What is an ankle sprain ?
The ankle joint is made up of four bones shaped to make the joint stable. Increased stability of the joint is provided by ligaments, which are bands of strong, fibrous tissue that guide movement and prevent the joint from moving too much. An ankle sprain occurs when the ligaments are over stretched causing ligament fibres and small blood vessels to tear. Pain, bleeding in the tissues and swelling are the result.
What should I do after a sprain ?
As soon as possible, and for 72 hours after injury, use the RICE method:
Take it easy and only move within your limit of pain.
As soon as possible, and for 20 minutes every two hours, apply ice or a frozen gel pack wrapped in a damp towel. This helps to control bleeding and pain and reduces secondary tissue damage.
Firmly bandage the entire ankle and lower shin. This helps to control swelling
As much as possible, elevate your ankle higher than the level of your heart to reduce swelling
Recover can start very early after an injury. Physiotherapy rehabilitation techniques will help reduce the time that you ankle is movement is restricted so that you can get back to work and sport more quickly. Rehabilitation also facilitates a good quality ligament repair and the return of normal muscle and nerve function. Avoid any of the HARM factors in the first 48 hours to prevent increased swelling and help your recovery:

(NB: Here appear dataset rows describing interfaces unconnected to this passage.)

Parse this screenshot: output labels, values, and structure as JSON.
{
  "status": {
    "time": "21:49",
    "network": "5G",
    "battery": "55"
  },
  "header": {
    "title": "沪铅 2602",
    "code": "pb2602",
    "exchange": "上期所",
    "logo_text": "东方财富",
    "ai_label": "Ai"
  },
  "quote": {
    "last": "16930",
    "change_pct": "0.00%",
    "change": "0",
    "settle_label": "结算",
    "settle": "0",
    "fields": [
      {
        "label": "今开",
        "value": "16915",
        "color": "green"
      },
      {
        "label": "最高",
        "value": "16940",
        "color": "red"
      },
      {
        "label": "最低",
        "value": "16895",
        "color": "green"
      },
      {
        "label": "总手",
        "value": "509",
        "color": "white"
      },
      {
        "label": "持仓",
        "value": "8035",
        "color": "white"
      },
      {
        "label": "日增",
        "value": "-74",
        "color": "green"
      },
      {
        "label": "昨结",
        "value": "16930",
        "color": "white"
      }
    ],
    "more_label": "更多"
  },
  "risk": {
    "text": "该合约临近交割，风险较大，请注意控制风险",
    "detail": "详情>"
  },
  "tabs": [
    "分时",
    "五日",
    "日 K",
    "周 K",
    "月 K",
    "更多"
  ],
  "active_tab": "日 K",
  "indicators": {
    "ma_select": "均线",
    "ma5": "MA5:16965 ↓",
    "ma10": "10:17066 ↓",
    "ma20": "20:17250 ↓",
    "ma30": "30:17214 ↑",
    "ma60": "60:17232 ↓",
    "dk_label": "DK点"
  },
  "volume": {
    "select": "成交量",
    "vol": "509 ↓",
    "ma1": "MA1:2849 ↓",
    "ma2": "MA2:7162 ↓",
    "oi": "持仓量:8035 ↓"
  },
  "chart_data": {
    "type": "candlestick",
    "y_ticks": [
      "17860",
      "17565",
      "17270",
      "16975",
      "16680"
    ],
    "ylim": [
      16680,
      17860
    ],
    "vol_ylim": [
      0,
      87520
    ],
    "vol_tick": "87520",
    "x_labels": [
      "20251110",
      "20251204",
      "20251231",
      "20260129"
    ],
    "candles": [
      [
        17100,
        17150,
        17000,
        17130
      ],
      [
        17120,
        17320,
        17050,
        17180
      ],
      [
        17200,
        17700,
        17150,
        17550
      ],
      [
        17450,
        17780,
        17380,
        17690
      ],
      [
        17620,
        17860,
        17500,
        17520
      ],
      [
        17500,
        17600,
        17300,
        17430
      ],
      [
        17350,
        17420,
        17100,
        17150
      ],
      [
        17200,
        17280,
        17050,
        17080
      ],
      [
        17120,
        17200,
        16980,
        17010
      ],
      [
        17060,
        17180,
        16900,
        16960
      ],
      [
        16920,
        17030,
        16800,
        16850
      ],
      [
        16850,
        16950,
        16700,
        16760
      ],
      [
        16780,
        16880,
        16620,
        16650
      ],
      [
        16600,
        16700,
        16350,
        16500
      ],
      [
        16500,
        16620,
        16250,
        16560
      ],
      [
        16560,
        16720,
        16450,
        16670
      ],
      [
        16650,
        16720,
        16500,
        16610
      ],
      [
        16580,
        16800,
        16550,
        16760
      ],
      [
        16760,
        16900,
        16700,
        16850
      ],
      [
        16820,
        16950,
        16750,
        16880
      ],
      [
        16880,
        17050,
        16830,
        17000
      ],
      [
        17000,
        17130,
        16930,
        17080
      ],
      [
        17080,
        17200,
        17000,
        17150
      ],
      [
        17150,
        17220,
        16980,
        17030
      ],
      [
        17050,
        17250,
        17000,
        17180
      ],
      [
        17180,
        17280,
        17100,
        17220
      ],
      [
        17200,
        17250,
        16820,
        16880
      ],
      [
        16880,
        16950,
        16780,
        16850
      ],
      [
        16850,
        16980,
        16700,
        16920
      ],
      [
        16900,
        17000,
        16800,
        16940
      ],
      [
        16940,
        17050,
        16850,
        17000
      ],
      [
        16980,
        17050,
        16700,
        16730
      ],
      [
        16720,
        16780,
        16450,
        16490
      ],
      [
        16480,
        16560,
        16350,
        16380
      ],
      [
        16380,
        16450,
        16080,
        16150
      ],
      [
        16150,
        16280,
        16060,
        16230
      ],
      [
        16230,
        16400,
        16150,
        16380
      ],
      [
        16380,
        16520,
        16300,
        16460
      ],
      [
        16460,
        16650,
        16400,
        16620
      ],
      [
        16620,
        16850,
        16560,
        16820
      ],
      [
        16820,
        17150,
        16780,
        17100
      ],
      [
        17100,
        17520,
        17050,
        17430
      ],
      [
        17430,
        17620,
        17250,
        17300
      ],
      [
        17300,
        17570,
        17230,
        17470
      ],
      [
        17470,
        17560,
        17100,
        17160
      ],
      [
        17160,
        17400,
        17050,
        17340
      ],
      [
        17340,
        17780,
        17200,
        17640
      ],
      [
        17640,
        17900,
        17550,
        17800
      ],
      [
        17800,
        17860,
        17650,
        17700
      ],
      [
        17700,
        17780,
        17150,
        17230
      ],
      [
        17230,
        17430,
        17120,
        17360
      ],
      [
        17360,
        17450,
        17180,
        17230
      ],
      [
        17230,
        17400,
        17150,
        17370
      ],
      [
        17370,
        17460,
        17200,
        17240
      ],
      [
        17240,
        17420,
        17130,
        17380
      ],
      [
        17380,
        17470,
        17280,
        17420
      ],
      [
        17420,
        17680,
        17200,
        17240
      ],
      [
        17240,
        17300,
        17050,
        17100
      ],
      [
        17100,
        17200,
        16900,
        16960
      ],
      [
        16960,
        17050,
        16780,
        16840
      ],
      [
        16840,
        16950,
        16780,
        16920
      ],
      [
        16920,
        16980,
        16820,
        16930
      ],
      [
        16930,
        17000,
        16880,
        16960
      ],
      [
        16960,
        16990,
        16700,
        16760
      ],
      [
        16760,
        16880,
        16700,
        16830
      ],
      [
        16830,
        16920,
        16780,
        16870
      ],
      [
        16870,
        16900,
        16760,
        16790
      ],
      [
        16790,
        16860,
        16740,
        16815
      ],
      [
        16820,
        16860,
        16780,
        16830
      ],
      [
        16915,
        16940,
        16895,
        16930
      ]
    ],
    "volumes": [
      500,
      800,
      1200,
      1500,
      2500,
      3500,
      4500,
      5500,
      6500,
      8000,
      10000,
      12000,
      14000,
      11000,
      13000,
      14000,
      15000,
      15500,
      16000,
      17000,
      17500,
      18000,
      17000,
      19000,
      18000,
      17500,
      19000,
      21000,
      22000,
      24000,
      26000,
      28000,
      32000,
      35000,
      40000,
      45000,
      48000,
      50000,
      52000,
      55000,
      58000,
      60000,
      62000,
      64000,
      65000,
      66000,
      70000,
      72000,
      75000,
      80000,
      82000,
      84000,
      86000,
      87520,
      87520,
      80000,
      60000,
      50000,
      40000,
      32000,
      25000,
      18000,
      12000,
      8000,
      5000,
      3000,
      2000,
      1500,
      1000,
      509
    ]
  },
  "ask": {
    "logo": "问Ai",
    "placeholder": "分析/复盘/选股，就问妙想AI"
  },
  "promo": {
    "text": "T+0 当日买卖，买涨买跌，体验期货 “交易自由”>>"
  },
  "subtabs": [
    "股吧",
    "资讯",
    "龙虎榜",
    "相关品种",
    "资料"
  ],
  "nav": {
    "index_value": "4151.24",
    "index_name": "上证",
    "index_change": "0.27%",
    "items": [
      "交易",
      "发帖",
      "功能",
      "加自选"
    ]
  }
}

How Newcastle physiotherapy can help
Your physiotherapist will examine the injured ankle to determine which ligaments are damaged and to what extent they are torn, and can order an X-ray if needed. Early treatment will reduce the swelling and pain, making it easier to walk. Even one treatment and advice can make a significant difference.
Special techniques called mobilisation help to increase your range of ankle movement so that it is easier to walk and move the ankle. Mobilisation the ankle also helps to build a healthy scar in the ligament. Your Physiotherapist will show you exercises that are important to improve the strength of the calf and ankle muscles to compensate for the damaged ligament, and give some protection while the ligament is healing. They can also teach you how to retrain your muscles to react quickly to changes in ankle position to prevent repetitive sprains.
Can ankle sprains be prevented ?
You can reduce the chance and severity of ankle sprains by doing the following:
- Wear activity-specific well-fitting shoes, use sports strapping tape or an ankle brace to provide good ankle joint support.
- Avoid activities on slippery or uneven surfaces and in areas with poor lighting.
- Keep your leg muscles strong, especially your calf and ankle muscles to help protect the ligament.
- Prepare your body for activity by warming up well.
When to return to work/sport
Your physiotherapist will discuss the injury with you and estimate the time it will take to recover. The time to full recovery varies from a few weeks to a few months, depending on the severity of ligament damage. Remember that the pain and swelling subsides much faster than the time it takes for the ligament and muscles to regain normal strength. Returning to work or sport too early can delay healing and prolong recovery.
Your Physiotherapist can teach you how to do special ankle taping or fit you with and ankle brace so that you can return to activity earlier, while protecting the ankle from further damage.